The Green Book is an invaluable compendium of federal, state, and city agencies and executives, including addresses, phone numbers, and an outline of responsibilities. It has been published by the city, and sold to the public, for the last twelve mayoral administrations. It is an annual directory, just like the telephone book, the World Almanac and other works of reference with periodically changing data.

Before Most of You Were Born
Big Fish Swam in State Politics
Henry J. Stern is the founder and president of New York Civic.
Tuesday, April 12th, 2011

NOTE: A few of you already know most of this history, but the majority will pick up some information which is no longer widely disseminated in 2011. It helps us to know what happened years ago, and how history sometimes repeats itself and sometimes does not. The dispositive rule in some cases is 25-W: What goes around, comes around, or, put more briefly and crudely, 15-P: Payback is a bitch.

New York City politics has changed considerably in the last half century. For one thing, the characters are of diminished stature. For another, more have been unseated by prosecutors than by electoral rivals.

Mayor Fires Chancellor Black
After 97 'Unsatisfactory' Days
Henry J. Stern is the founder and president of New York Civic.
Thursday, April 7th, 2011

We were surprised today to learn that Mayor Bloomberg dismissed his hand-picked Schools Chancellor, Cathie Black, after 97 infelicitous days as chief of New York City's school system. The mayor did not set a speed record, however, in dismissing a commissioner who did not work out.
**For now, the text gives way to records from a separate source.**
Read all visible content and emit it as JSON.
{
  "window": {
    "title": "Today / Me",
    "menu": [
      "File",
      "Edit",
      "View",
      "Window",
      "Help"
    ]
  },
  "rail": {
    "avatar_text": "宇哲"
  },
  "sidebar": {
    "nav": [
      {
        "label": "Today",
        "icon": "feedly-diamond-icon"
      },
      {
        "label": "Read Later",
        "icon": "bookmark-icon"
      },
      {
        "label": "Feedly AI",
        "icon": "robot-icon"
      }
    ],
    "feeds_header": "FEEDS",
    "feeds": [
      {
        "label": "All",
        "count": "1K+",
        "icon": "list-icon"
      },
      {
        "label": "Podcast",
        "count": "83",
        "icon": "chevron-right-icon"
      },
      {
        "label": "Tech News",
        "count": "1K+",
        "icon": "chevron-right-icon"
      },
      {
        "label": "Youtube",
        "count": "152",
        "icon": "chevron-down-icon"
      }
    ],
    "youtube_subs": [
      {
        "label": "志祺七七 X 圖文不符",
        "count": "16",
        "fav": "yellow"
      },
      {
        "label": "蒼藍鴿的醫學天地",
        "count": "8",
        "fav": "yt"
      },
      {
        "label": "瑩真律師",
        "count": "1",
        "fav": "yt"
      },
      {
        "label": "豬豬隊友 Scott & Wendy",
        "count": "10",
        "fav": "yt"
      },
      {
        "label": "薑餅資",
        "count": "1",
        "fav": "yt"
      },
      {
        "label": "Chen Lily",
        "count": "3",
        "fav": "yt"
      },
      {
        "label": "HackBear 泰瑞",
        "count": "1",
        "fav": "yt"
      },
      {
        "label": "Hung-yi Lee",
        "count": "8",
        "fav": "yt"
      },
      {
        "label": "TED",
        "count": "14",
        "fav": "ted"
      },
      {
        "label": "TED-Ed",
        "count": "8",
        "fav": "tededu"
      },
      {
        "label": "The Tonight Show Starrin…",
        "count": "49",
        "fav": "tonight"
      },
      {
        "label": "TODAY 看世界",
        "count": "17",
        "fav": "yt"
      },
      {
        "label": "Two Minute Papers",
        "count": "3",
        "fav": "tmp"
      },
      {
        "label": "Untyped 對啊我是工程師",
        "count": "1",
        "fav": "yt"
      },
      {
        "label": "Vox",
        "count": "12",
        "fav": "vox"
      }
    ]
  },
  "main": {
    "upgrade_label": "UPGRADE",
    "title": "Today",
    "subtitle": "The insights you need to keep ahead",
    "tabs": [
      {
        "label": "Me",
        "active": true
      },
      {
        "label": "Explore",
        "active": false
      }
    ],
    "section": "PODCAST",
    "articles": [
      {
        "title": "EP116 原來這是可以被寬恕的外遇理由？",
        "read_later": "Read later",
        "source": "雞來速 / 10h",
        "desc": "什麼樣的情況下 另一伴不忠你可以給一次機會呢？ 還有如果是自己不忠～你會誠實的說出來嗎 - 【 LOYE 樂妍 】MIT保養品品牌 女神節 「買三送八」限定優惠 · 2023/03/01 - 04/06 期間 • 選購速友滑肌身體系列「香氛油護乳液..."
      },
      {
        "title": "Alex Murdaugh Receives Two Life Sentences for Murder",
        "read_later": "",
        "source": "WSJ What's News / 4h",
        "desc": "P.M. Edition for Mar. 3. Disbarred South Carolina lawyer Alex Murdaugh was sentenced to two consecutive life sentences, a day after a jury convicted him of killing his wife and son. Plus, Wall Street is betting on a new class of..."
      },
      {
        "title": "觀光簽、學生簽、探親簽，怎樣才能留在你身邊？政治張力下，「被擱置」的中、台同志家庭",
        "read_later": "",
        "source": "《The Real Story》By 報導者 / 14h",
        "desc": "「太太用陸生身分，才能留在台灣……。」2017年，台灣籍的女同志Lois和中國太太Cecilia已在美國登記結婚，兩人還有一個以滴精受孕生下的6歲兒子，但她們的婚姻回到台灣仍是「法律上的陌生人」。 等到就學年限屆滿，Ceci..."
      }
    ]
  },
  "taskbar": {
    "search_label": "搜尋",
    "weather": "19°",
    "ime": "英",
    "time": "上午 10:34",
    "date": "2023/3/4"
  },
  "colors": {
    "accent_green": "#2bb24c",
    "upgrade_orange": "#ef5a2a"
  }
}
That distinction falls to Mayor Edward I. Koch, who took just 74 days to fire Robert J. Milano, whom Koch had appointed Deputy Mayor for Economic Development at the start of his first term in 1978. Milano died in February 2000, and Koch said today that they parted ways because Milano wanted to expand his agency and Koch wanted to shrink it.